Last year, retirements, which are often planned years in advance, fell to their lowest level in seven years, but the U.S. Energy Information Administration is currently projecting 12.6 gigawatts of coal retirements this year, which would rank as the third-highest annual retirement total behind 2018 and 2015 (Climatewire, Jan. 10).

Thomas Cmar, an attorney with the law firm AltmanNewman who represents the Sierra Club and other environmental groups, said stricter rules and enforcement are likely on the horizon, which could prompt some plants operating on the margin to reconsider closure timelines.

“It’s a question of the set of investments that these companies are going to be required to make that will ultimately” prompt them to close a plant early, he said.

EPA’s recent move to crack down on coal ash has prompted warnings from some plant operators in states like Indiana and Ohio that they may need to close early (Greenwire, Jan. 11). But at least one of those operators, Alliant Energy, told E&E News that it plans to comply with the agency’s regulations instead of closing its Ottumwa plant in Iowa early. EPA has said it plans to finalize a permitting program for the disposal of coal ash, as well as establish regulations for legacy coal ash surface impoundments.

And more than two dozen coal plants in filings to state regulators have cited EPA’s effluent guidelines as the underlying reason behind their decisions to close by 2028 or shift to natural gas, including some of the largest plants in coal-reliant Pennsylvania (Greenwire, Dec. 2, 2021). Cmar expects EPA to strengthen those regulations going forward.

Meanwhile, power plant pollution is growing, the latest EPA numbers indicate. For the first nine months of fiscal 2021, releases of CO2 and nitrogen oxides each rose 10 percent, mercury emissions climbed 19 percent and sulfur dioxide discharges soared 30 percent in comparison withthe same period in 2020, according to data posted on an EPA website. Those increases, which the agency attributes to a jump in coal-fired generation, buck a long-term downward trend.

In response to emailed questions, EPA spokesperson Tim Carroll said that overall industry emissions are still down in comparison with 2019. He singled out the agency’s plans for working to lower them through means like the regional haze program, which aims to cut releases of pollutants that contribute to cloudy air in national parks and wilderness areas.

The National Parks Conservation Association credits the haze program with helping to lock in retirements of 58 generating units at 27 plants, although not all of those closures have yet occurred.

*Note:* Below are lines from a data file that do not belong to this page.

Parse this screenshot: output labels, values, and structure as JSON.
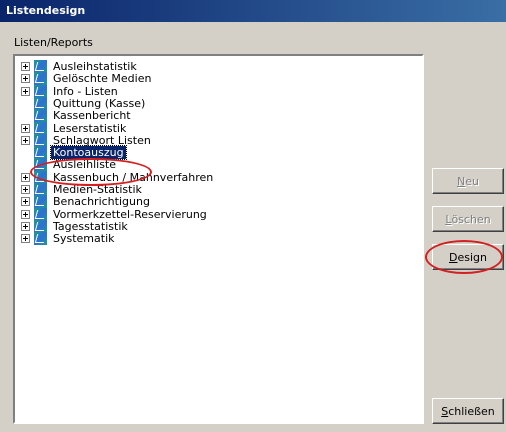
{
  "window": {
    "title": "Listendesign"
  },
  "group_label": "Listen/Reports",
  "tree": {
    "items": [
      {
        "label": "Ausleihstatistik",
        "expandable": true,
        "selected": false
      },
      {
        "label": "Gelöschte Medien",
        "expandable": true,
        "selected": false
      },
      {
        "label": "Info - Listen",
        "expandable": true,
        "selected": false
      },
      {
        "label": "Quittung (Kasse)",
        "expandable": false,
        "selected": false
      },
      {
        "label": "Kassenbericht",
        "expandable": false,
        "selected": false
      },
      {
        "label": "Leserstatistik",
        "expandable": true,
        "selected": false
      },
      {
        "label": "Schlagwort Listen",
        "expandable": true,
        "selected": false
      },
      {
        "label": "Kontoauszug",
        "expandable": false,
        "selected": true
      },
      {
        "label": "Ausleihliste",
        "expandable": false,
        "selected": false
      },
      {
        "label": "Kassenbuch / Mahnverfahren",
        "expandable": true,
        "selected": false
      },
      {
        "label": "Medien-Statistik",
        "expandable": true,
        "selected": false
      },
      {
        "label": "Benachrichtigung",
        "expandable": true,
        "selected": false
      },
      {
        "label": "Vormerkzettel-Reservierung",
        "expandable": true,
        "selected": false
      },
      {
        "label": "Tagesstatistik",
        "expandable": true,
        "selected": false
      },
      {
        "label": "Systematik",
        "expandable": true,
        "selected": false
      }
    ]
  },
  "buttons": {
    "neu": {
      "first": "N",
      "rest": "eu",
      "enabled": false
    },
    "loeschen": {
      "first": "L",
      "rest": "öschen",
      "enabled": false
    },
    "design": {
      "first": "D",
      "rest": "esign",
      "enabled": true
    },
    "schliessen": {
      "first": "S",
      "rest": "chließen",
      "enabled": true
    }
  },
  "annotation_color": "#d42020",
  "selection_color": "#0a246a"
}
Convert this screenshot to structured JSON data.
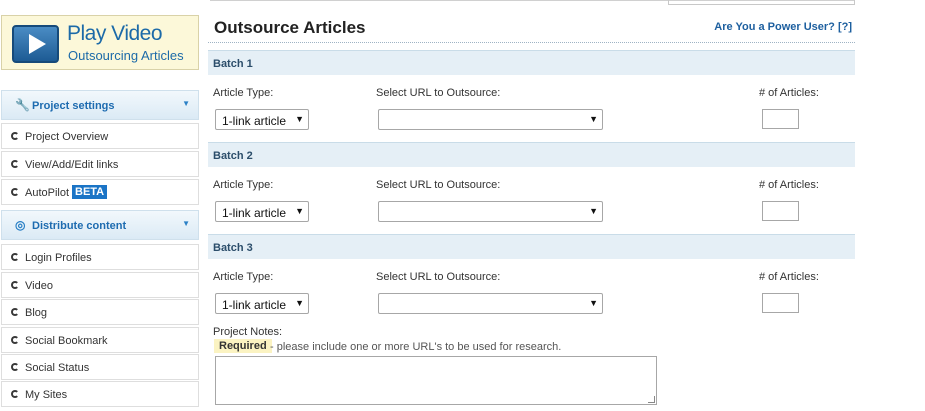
{
  "sidebar": {
    "video": {
      "title": "Play Video",
      "subtitle": "Outsourcing Articles"
    },
    "sections": [
      {
        "label": "Project settings",
        "icon": "wrench-icon",
        "items": [
          {
            "label": "Project Overview"
          },
          {
            "label": "View/Add/Edit links"
          },
          {
            "label": "AutoPilot",
            "badge": "BETA"
          }
        ]
      },
      {
        "label": "Distribute content",
        "icon": "target-icon",
        "items": [
          {
            "label": "Login Profiles"
          },
          {
            "label": "Video"
          },
          {
            "label": "Blog"
          },
          {
            "label": "Social Bookmark"
          },
          {
            "label": "Social Status"
          },
          {
            "label": "My Sites"
          }
        ]
      }
    ]
  },
  "main": {
    "title": "Outsource Articles",
    "power_link": "Are You a Power User? [?]",
    "labels": {
      "article_type": "Article Type:",
      "url": "Select URL to Outsource:",
      "count": "# of Articles:"
    },
    "batches": [
      {
        "title": "Batch 1",
        "article_type": "1-link article",
        "url": "",
        "count": ""
      },
      {
        "title": "Batch 2",
        "article_type": "1-link article",
        "url": "",
        "count": ""
      },
      {
        "title": "Batch 3",
        "article_type": "1-link article",
        "url": "",
        "count": ""
      }
    ],
    "notes": {
      "label": "Project Notes:",
      "required": "Required",
      "hint": "- please include one or more URL's to be used for research.",
      "value": ""
    }
  },
  "colors": {
    "accent": "#1d6bb0",
    "batch_header": "#e5eff6",
    "required_bg": "#fbf3c2",
    "video_bg": "#fcf8d9"
  }
}
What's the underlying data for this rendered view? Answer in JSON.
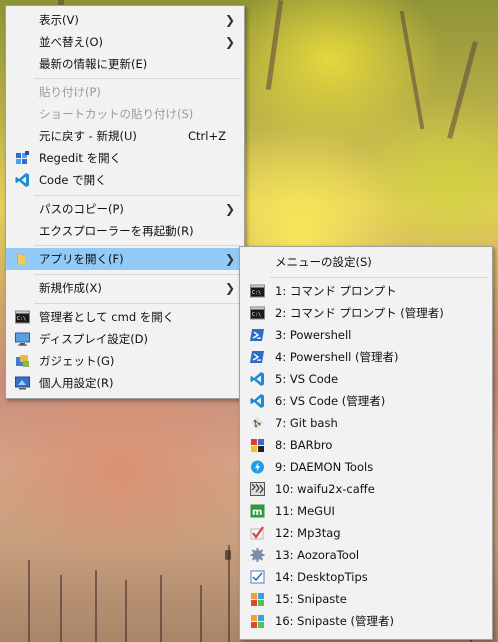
{
  "main_menu": {
    "items": [
      {
        "label": "表示(V)",
        "accel": "",
        "submenu": true,
        "disabled": false,
        "icon": ""
      },
      {
        "label": "並べ替え(O)",
        "accel": "",
        "submenu": true,
        "disabled": false,
        "icon": ""
      },
      {
        "label": "最新の情報に更新(E)",
        "accel": "",
        "submenu": false,
        "disabled": false,
        "icon": ""
      },
      {
        "label": "貼り付け(P)",
        "accel": "",
        "submenu": false,
        "disabled": true,
        "icon": ""
      },
      {
        "label": "ショートカットの貼り付け(S)",
        "accel": "",
        "submenu": false,
        "disabled": true,
        "icon": ""
      },
      {
        "label": "元に戻す - 新規(U)",
        "accel": "Ctrl+Z",
        "submenu": false,
        "disabled": false,
        "icon": ""
      },
      {
        "label": "Regedit を開く",
        "accel": "",
        "submenu": false,
        "disabled": false,
        "icon": "regedit-icon"
      },
      {
        "label": "Code で開く",
        "accel": "",
        "submenu": false,
        "disabled": false,
        "icon": "vscode-icon"
      },
      {
        "label": "パスのコピー(P)",
        "accel": "",
        "submenu": true,
        "disabled": false,
        "icon": ""
      },
      {
        "label": "エクスプローラーを再起動(R)",
        "accel": "",
        "submenu": false,
        "disabled": false,
        "icon": ""
      },
      {
        "label": "アプリを開く(F)",
        "accel": "",
        "submenu": true,
        "disabled": false,
        "icon": "folder-icon",
        "highlight": true
      },
      {
        "label": "新規作成(X)",
        "accel": "",
        "submenu": true,
        "disabled": false,
        "icon": ""
      },
      {
        "label": "管理者として cmd を開く",
        "accel": "",
        "submenu": false,
        "disabled": false,
        "icon": "cmd-icon"
      },
      {
        "label": "ディスプレイ設定(D)",
        "accel": "",
        "submenu": false,
        "disabled": false,
        "icon": "display-icon"
      },
      {
        "label": "ガジェット(G)",
        "accel": "",
        "submenu": false,
        "disabled": false,
        "icon": "gadget-icon"
      },
      {
        "label": "個人用設定(R)",
        "accel": "",
        "submenu": false,
        "disabled": false,
        "icon": "personalize-icon"
      }
    ]
  },
  "sub_menu": {
    "header": "メニューの設定(S)",
    "items": [
      {
        "label": "1: コマンド プロンプト",
        "icon": "cmd-icon"
      },
      {
        "label": "2: コマンド プロンプト (管理者)",
        "icon": "cmd-icon"
      },
      {
        "label": "3: Powershell",
        "icon": "powershell-icon"
      },
      {
        "label": "4: Powershell (管理者)",
        "icon": "powershell-icon"
      },
      {
        "label": "5: VS Code",
        "icon": "vscode-icon"
      },
      {
        "label": "6: VS Code (管理者)",
        "icon": "vscode-icon"
      },
      {
        "label": "7: Git bash",
        "icon": "git-icon"
      },
      {
        "label": "8: BARbro",
        "icon": "barbro-icon"
      },
      {
        "label": "9: DAEMON Tools",
        "icon": "daemon-tools-icon"
      },
      {
        "label": "10: waifu2x-caffe",
        "icon": "waifu2x-icon"
      },
      {
        "label": "11: MeGUI",
        "icon": "megui-icon"
      },
      {
        "label": "12: Mp3tag",
        "icon": "mp3tag-icon"
      },
      {
        "label": "13: AozoraTool",
        "icon": "gear-icon"
      },
      {
        "label": "14: DesktopTips",
        "icon": "checklist-icon"
      },
      {
        "label": "15: Snipaste",
        "icon": "snipaste-icon"
      },
      {
        "label": "16: Snipaste (管理者)",
        "icon": "snipaste-icon"
      }
    ]
  },
  "colors": {
    "menu_bg": "#f2f2f2",
    "highlight": "#91c9f7",
    "disabled_text": "#9a9a9a"
  }
}
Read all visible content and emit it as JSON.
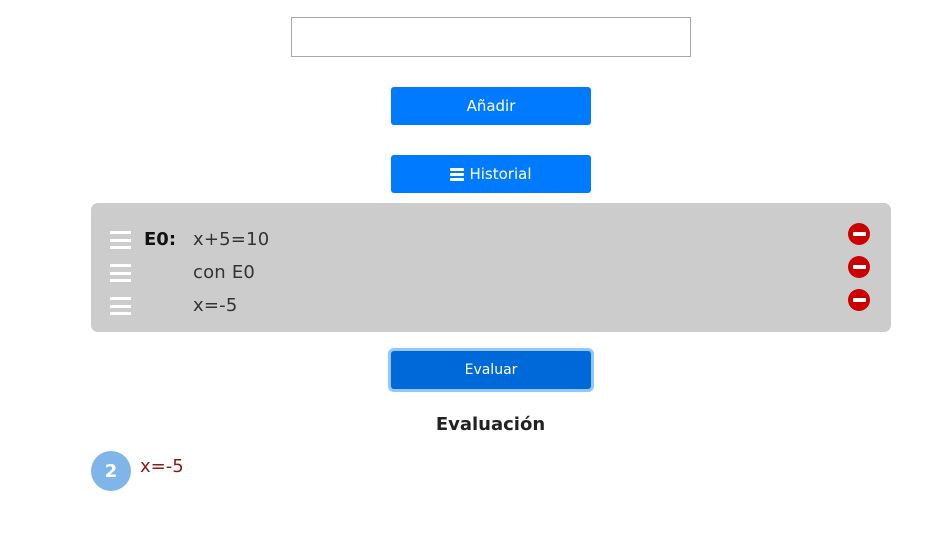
{
  "input": {
    "value": "",
    "placeholder": ""
  },
  "buttons": {
    "add_label": "Añadir",
    "history_label": "Historial",
    "evaluate_label": "Evaluar"
  },
  "history": {
    "rows": [
      {
        "label": "E0:",
        "text": "x+5=10"
      },
      {
        "label": "",
        "text": "con E0"
      },
      {
        "label": "",
        "text": "x=-5"
      }
    ]
  },
  "evaluation": {
    "heading": "Evaluación",
    "badge": "2",
    "result": "x=-5"
  },
  "colors": {
    "primary": "#007bff",
    "primary_active": "#0069d9",
    "panel_bg": "#cccccc",
    "remove_red": "#cc0000",
    "badge_blue": "#7fb5e8",
    "result_text": "#8b1a1a"
  },
  "icons": {
    "history_button_icon": "bars-icon",
    "row_handle_icon": "bars-icon",
    "row_remove_icon": "minus-circle-icon"
  }
}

But under Democratic administrations, EPA’s handling of the program has drawn fire from Republican officeholders who say it leads to costly pollution control requirements for little gain in improved parkland visibility.

Recently, for example, Sen. Cynthia Lummis (R-Wyo.) blocked further Senate consideration of four EPA nominees in protest of the agency’s insistence that the approximately 2,400-megawatt Jim Bridger coal-fired plant in southeastern Wyoming tighten controls on nitrogen oxides at two of the facility’s four generating units (E&E Daily, Jan. 14). That move, opponents say, could lead to lost jobs and force at least one of the units out of business.

In a proposal published this week, EPA rejected the state’s argument that the requirement should be scrapped because the plant’s owner, Oregon-based PacifiCorp, intends to convert the units to natural gas by 2024. EPA regulators, while leaving the door open to a deal, say they can’t factor in the company’s decision because state officials didn’t include it in their haze reduction plan. As of yesterday, talks were continuing, but Lummis’ hold on the EPA nominations remained in place, according to a spokesperson for the senator.

This story first appeared in Greenwire.